- **DATA LISTING**

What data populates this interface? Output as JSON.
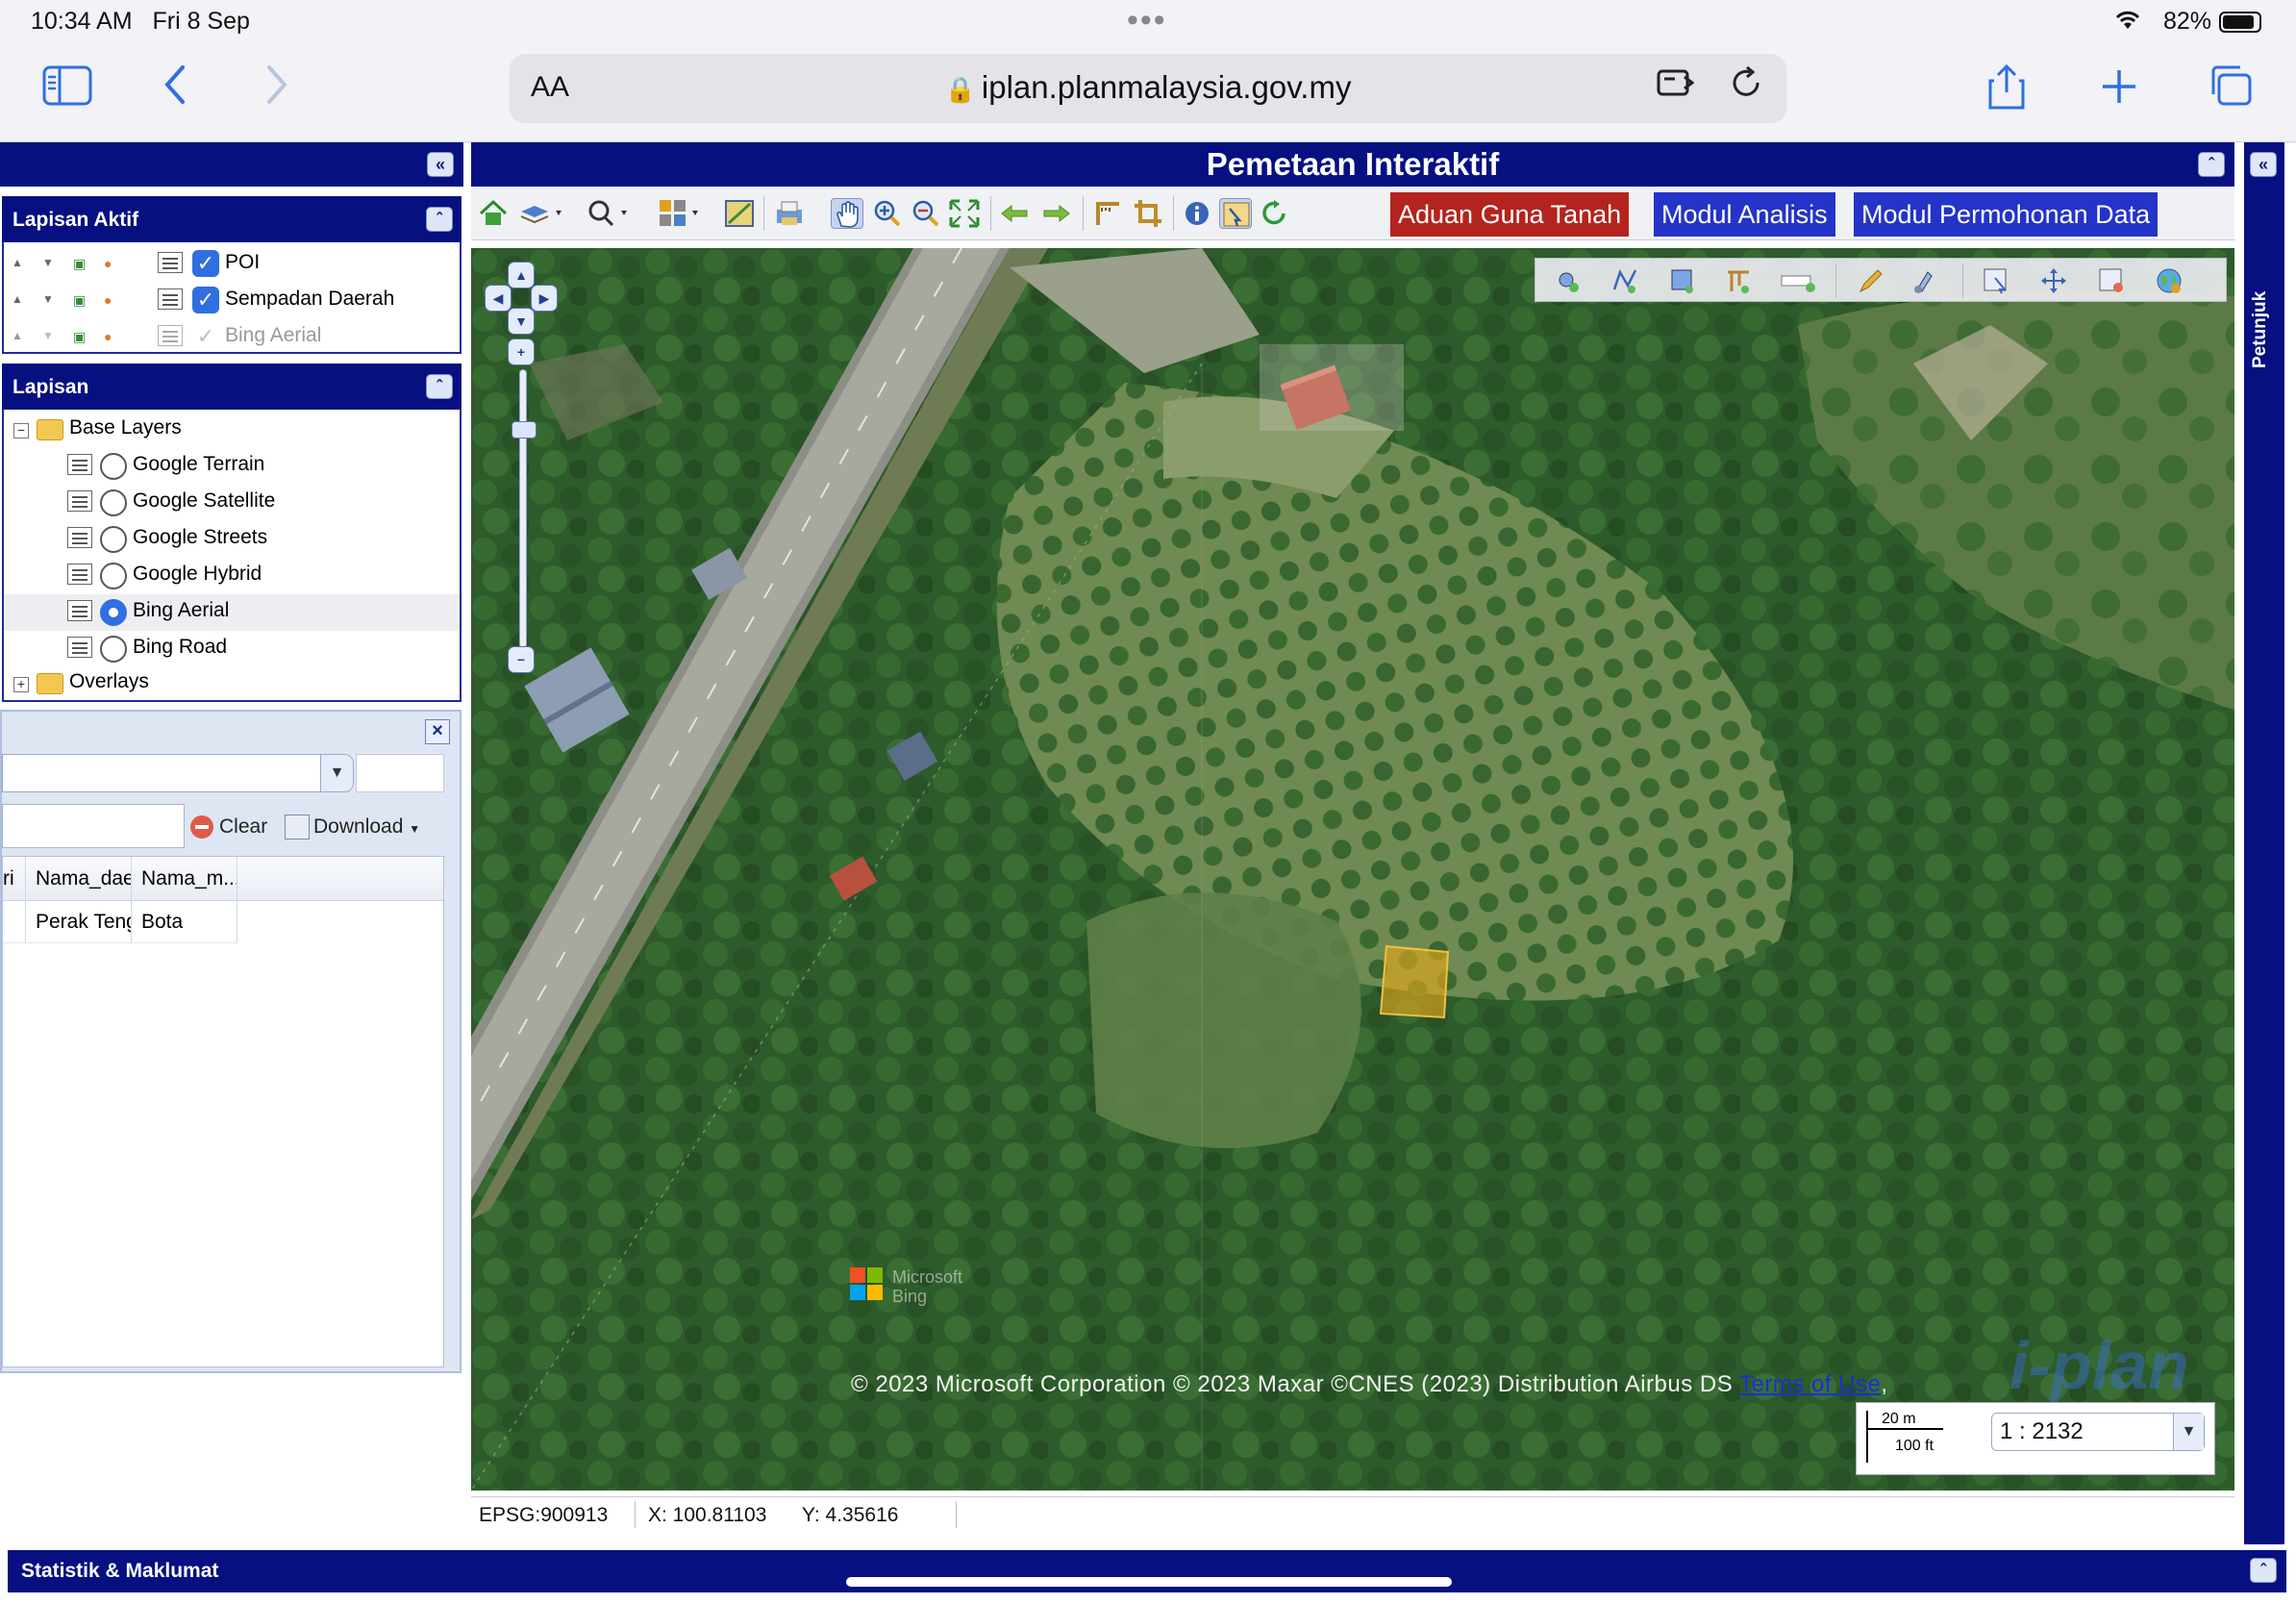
{
  "status_bar": {
    "time": "10:34 AM",
    "date": "Fri 8 Sep",
    "battery": "82%",
    "dots": "•••"
  },
  "browser": {
    "text_size_label": "AA",
    "url": "iplan.planmalaysia.gov.my",
    "icons": [
      "sidebar-icon",
      "back-icon",
      "forward-icon",
      "lock-icon",
      "extension-icon",
      "reload-icon",
      "share-icon",
      "new-tab-icon",
      "tabs-icon"
    ]
  },
  "left_panel": {
    "active_layers": {
      "title": "Lapisan Aktif",
      "items": [
        {
          "label": "POI",
          "checked": true
        },
        {
          "label": "Sempadan Daerah",
          "checked": true
        },
        {
          "label": "Bing Aerial",
          "checked": false,
          "dimmed": true
        }
      ]
    },
    "layers": {
      "title": "Lapisan",
      "base_folder": "Base Layers",
      "base_layers": [
        {
          "label": "Google Terrain",
          "selected": false
        },
        {
          "label": "Google Satellite",
          "selected": false
        },
        {
          "label": "Google Streets",
          "selected": false
        },
        {
          "label": "Google Hybrid",
          "selected": false
        },
        {
          "label": "Bing Aerial",
          "selected": true
        },
        {
          "label": "Bing Road",
          "selected": false
        }
      ],
      "overlay_folder": "Overlays"
    },
    "attributes": {
      "clear_label": "Clear",
      "download_label": "Download",
      "columns": [
        "ri",
        "Nama_daerah",
        "Nama_m..."
      ],
      "rows": [
        [
          "",
          "Perak Tengah",
          "Bota"
        ]
      ]
    }
  },
  "map": {
    "title": "Pemetaan Interaktif",
    "modules": [
      {
        "label": "Aduan Guna Tanah",
        "color": "#b3241f"
      },
      {
        "label": "Modul Analisis",
        "color": "#2433c8"
      },
      {
        "label": "Modul Permohonan Data",
        "color": "#2433c8"
      }
    ],
    "bing_logo_text": "Microsoft Bing",
    "attribution": "© 2023 Microsoft Corporation © 2023 Maxar ©CNES (2023) Distribution Airbus DS",
    "terms_link": "Terms of Use",
    "watermark": "i-plan",
    "scale": {
      "metric": "20 m",
      "imperial": "100 ft",
      "ratio": "1 : 2132"
    },
    "highlight_color": "#e0a81c"
  },
  "coord_bar": {
    "epsg": "EPSG:900913",
    "x": "X: 100.81103",
    "y": "Y: 4.35616"
  },
  "right_panel": {
    "label": "Petunjuk"
  },
  "bottom_bar": {
    "label": "Statistik & Maklumat"
  }
}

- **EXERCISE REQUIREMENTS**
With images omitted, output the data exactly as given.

- **EXERCISE ANSWER**
What data populates this interface? Output as JSON.
{
  "status_bar": {
    "time": "10:34 AM",
    "date": "Fri 8 Sep",
    "battery": "82%",
    "dots": "•••"
  },
  "browser": {
    "text_size_label": "AA",
    "url": "iplan.planmalaysia.gov.my",
    "icons": [
      "sidebar-icon",
      "back-icon",
      "forward-icon",
      "lock-icon",
      "extension-icon",
      "reload-icon",
      "share-icon",
      "new-tab-icon",
      "tabs-icon"
    ]
  },
  "left_panel": {
    "active_layers": {
      "title": "Lapisan Aktif",
      "items": [
        {
          "label": "POI",
          "checked": true
        },
        {
          "label": "Sempadan Daerah",
          "checked": true
        },
        {
          "label": "Bing Aerial",
          "checked": false,
          "dimmed": true
        }
      ]
    },
    "layers": {
      "title": "Lapisan",
      "base_folder": "Base Layers",
      "base_layers": [
        {
          "label": "Google Terrain",
          "selected": false
        },
        {
          "label": "Google Satellite",
          "selected": false
        },
        {
          "label": "Google Streets",
          "selected": false
        },
        {
          "label": "Google Hybrid",
          "selected": false
        },
        {
          "label": "Bing Aerial",
          "selected": true
        },
        {
          "label": "Bing Road",
          "selected": false
        }
      ],
      "overlay_folder": "Overlays"
    },
    "attributes": {
      "clear_label": "Clear",
      "download_label": "Download",
      "columns": [
        "ri",
        "Nama_daerah",
        "Nama_m..."
      ],
      "rows": [
        [
          "",
          "Perak Tengah",
          "Bota"
        ]
      ]
    }
  },
  "map": {
    "title": "Pemetaan Interaktif",
    "modules": [
      {
        "label": "Aduan Guna Tanah",
        "color": "#b3241f"
      },
      {
        "label": "Modul Analisis",
        "color": "#2433c8"
      },
      {
        "label": "Modul Permohonan Data",
        "color": "#2433c8"
      }
    ],
    "bing_logo_text": "Microsoft Bing",
    "attribution": "© 2023 Microsoft Corporation © 2023 Maxar ©CNES (2023) Distribution Airbus DS",
    "terms_link": "Terms of Use",
    "watermark": "i-plan",
    "scale": {
      "metric": "20 m",
      "imperial": "100 ft",
      "ratio": "1 : 2132"
    },
    "highlight_color": "#e0a81c"
  },
  "coord_bar": {
    "epsg": "EPSG:900913",
    "x": "X: 100.81103",
    "y": "Y: 4.35616"
  },
  "right_panel": {
    "label": "Petunjuk"
  },
  "bottom_bar": {
    "label": "Statistik & Maklumat"
  }
}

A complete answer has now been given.